*** Entries provided ***
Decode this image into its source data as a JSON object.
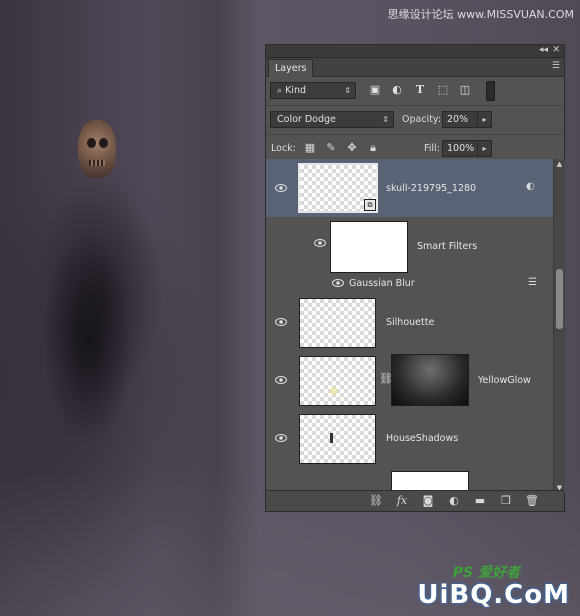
{
  "watermarks": {
    "top": "思缘设计论坛 www.MISSVUAN.COM",
    "bottom": "UiBQ.CoM",
    "ps": "PS 爱好者"
  },
  "panel": {
    "collapse_icon": "double-chevron-left-icon",
    "close_icon": "close-icon",
    "tab": "Layers",
    "menu_icon": "panel-menu-icon",
    "filter": {
      "kind_label": "Kind",
      "icons": [
        "image-filter-icon",
        "adjustment-filter-icon",
        "type-filter-icon",
        "shape-filter-icon",
        "smart-object-filter-icon",
        "filter-toggle-icon"
      ]
    },
    "blend": {
      "mode": "Color Dodge",
      "opacity_label": "Opacity:",
      "opacity_value": "20%"
    },
    "lock": {
      "label": "Lock:",
      "icons": [
        "lock-transparent-icon",
        "lock-image-icon",
        "lock-position-icon",
        "lock-all-icon"
      ],
      "fill_label": "Fill:",
      "fill_value": "100%"
    },
    "layers": [
      {
        "name": "skull-219795_1280",
        "selected": true,
        "smart_object": true
      },
      {
        "name": "Smart Filters"
      },
      {
        "name": "Gaussian Blur"
      },
      {
        "name": "Silhouette"
      },
      {
        "name": "YellowGlow"
      },
      {
        "name": "HouseShadows"
      }
    ],
    "bottom_icons": [
      "link-layers-icon",
      "fx-icon",
      "add-mask-icon",
      "adjustment-layer-icon",
      "new-group-icon",
      "new-layer-icon",
      "trash-icon"
    ],
    "fx_label": "fx"
  },
  "colors": {
    "panel_bg": "#535353",
    "selected_layer": "#5a6275",
    "canvas": "#5a5260"
  }
}
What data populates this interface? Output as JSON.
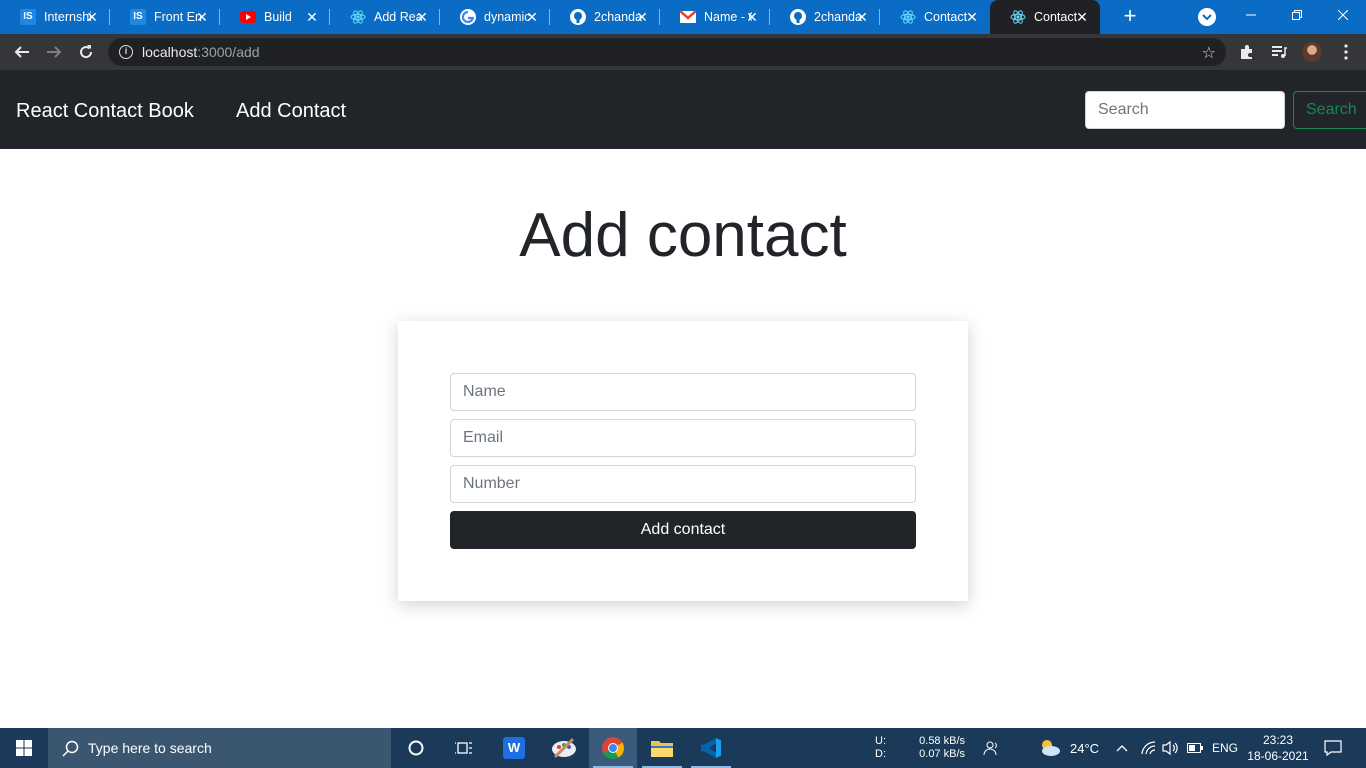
{
  "browser": {
    "tabs": [
      {
        "title": "Internship",
        "icon": "is-favicon-icon",
        "active": false
      },
      {
        "title": "Front End",
        "icon": "is-favicon-icon",
        "active": false
      },
      {
        "title": "Build",
        "icon": "youtube-favicon-icon",
        "active": false
      },
      {
        "title": "Add React",
        "icon": "react-favicon-icon",
        "active": false
      },
      {
        "title": "dynamic",
        "icon": "google-favicon-icon",
        "active": false
      },
      {
        "title": "2chanda",
        "icon": "github-favicon-icon",
        "active": false
      },
      {
        "title": "Name - G",
        "icon": "gmail-favicon-icon",
        "active": false
      },
      {
        "title": "2chanda",
        "icon": "github-favicon-icon",
        "active": false
      },
      {
        "title": "Contact",
        "icon": "react-favicon-icon",
        "active": false
      },
      {
        "title": "Contact",
        "icon": "react-favicon-icon",
        "active": true
      }
    ],
    "url_host": "localhost",
    "url_path": ":3000/add"
  },
  "navbar": {
    "brand": "React Contact Book",
    "link": "Add Contact",
    "search_placeholder": "Search",
    "search_button": "Search"
  },
  "main": {
    "heading": "Add contact",
    "form": {
      "name_placeholder": "Name",
      "email_placeholder": "Email",
      "number_placeholder": "Number",
      "submit_label": "Add contact"
    }
  },
  "taskbar": {
    "search_placeholder": "Type here to search",
    "net_up_label": "U:",
    "net_down_label": "D:",
    "net_up": "0.58 kB/s",
    "net_down": "0.07 kB/s",
    "weather": "24°C",
    "language": "ENG",
    "time": "23:23",
    "date": "18-06-2021"
  },
  "colors": {
    "tabstrip": "#0a6cc4",
    "navbar": "#212529",
    "success": "#198754",
    "taskbar": "#1b3a5a"
  }
}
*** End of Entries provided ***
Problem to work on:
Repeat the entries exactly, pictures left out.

Response to the task:
Decode this image into its source data as a JSON object.
{
  "watermarks": {
    "top": "思缘设计论坛 www.MISSVUAN.COM",
    "bottom": "UiBQ.CoM",
    "ps": "PS 爱好者"
  },
  "panel": {
    "collapse_icon": "double-chevron-left-icon",
    "close_icon": "close-icon",
    "tab": "Layers",
    "menu_icon": "panel-menu-icon",
    "filter": {
      "kind_label": "Kind",
      "icons": [
        "image-filter-icon",
        "adjustment-filter-icon",
        "type-filter-icon",
        "shape-filter-icon",
        "smart-object-filter-icon",
        "filter-toggle-icon"
      ]
    },
    "blend": {
      "mode": "Color Dodge",
      "opacity_label": "Opacity:",
      "opacity_value": "20%"
    },
    "lock": {
      "label": "Lock:",
      "icons": [
        "lock-transparent-icon",
        "lock-image-icon",
        "lock-position-icon",
        "lock-all-icon"
      ],
      "fill_label": "Fill:",
      "fill_value": "100%"
    },
    "layers": [
      {
        "name": "skull-219795_1280",
        "selected": true,
        "smart_object": true
      },
      {
        "name": "Smart Filters"
      },
      {
        "name": "Gaussian Blur"
      },
      {
        "name": "Silhouette"
      },
      {
        "name": "YellowGlow"
      },
      {
        "name": "HouseShadows"
      }
    ],
    "bottom_icons": [
      "link-layers-icon",
      "fx-icon",
      "add-mask-icon",
      "adjustment-layer-icon",
      "new-group-icon",
      "new-layer-icon",
      "trash-icon"
    ],
    "fx_label": "fx"
  },
  "colors": {
    "panel_bg": "#535353",
    "selected_layer": "#5a6275",
    "canvas": "#5a5260"
  }
}
What data populates this interface? Output as JSON.
{
  "browser": {
    "tabs": [
      {
        "title": "Internship",
        "icon": "is-favicon-icon",
        "active": false
      },
      {
        "title": "Front End",
        "icon": "is-favicon-icon",
        "active": false
      },
      {
        "title": "Build",
        "icon": "youtube-favicon-icon",
        "active": false
      },
      {
        "title": "Add React",
        "icon": "react-favicon-icon",
        "active": false
      },
      {
        "title": "dynamic",
        "icon": "google-favicon-icon",
        "active": false
      },
      {
        "title": "2chanda",
        "icon": "github-favicon-icon",
        "active": false
      },
      {
        "title": "Name - G",
        "icon": "gmail-favicon-icon",
        "active": false
      },
      {
        "title": "2chanda",
        "icon": "github-favicon-icon",
        "active": false
      },
      {
        "title": "Contact",
        "icon": "react-favicon-icon",
        "active": false
      },
      {
        "title": "Contact",
        "icon": "react-favicon-icon",
        "active": true
      }
    ],
    "url_host": "localhost",
    "url_path": ":3000/add"
  },
  "navbar": {
    "brand": "React Contact Book",
    "link": "Add Contact",
    "search_placeholder": "Search",
    "search_button": "Search"
  },
  "main": {
    "heading": "Add contact",
    "form": {
      "name_placeholder": "Name",
      "email_placeholder": "Email",
      "number_placeholder": "Number",
      "submit_label": "Add contact"
    }
  },
  "taskbar": {
    "search_placeholder": "Type here to search",
    "net_up_label": "U:",
    "net_down_label": "D:",
    "net_up": "0.58 kB/s",
    "net_down": "0.07 kB/s",
    "weather": "24°C",
    "language": "ENG",
    "time": "23:23",
    "date": "18-06-2021"
  },
  "colors": {
    "tabstrip": "#0a6cc4",
    "navbar": "#212529",
    "success": "#198754",
    "taskbar": "#1b3a5a"
  }
}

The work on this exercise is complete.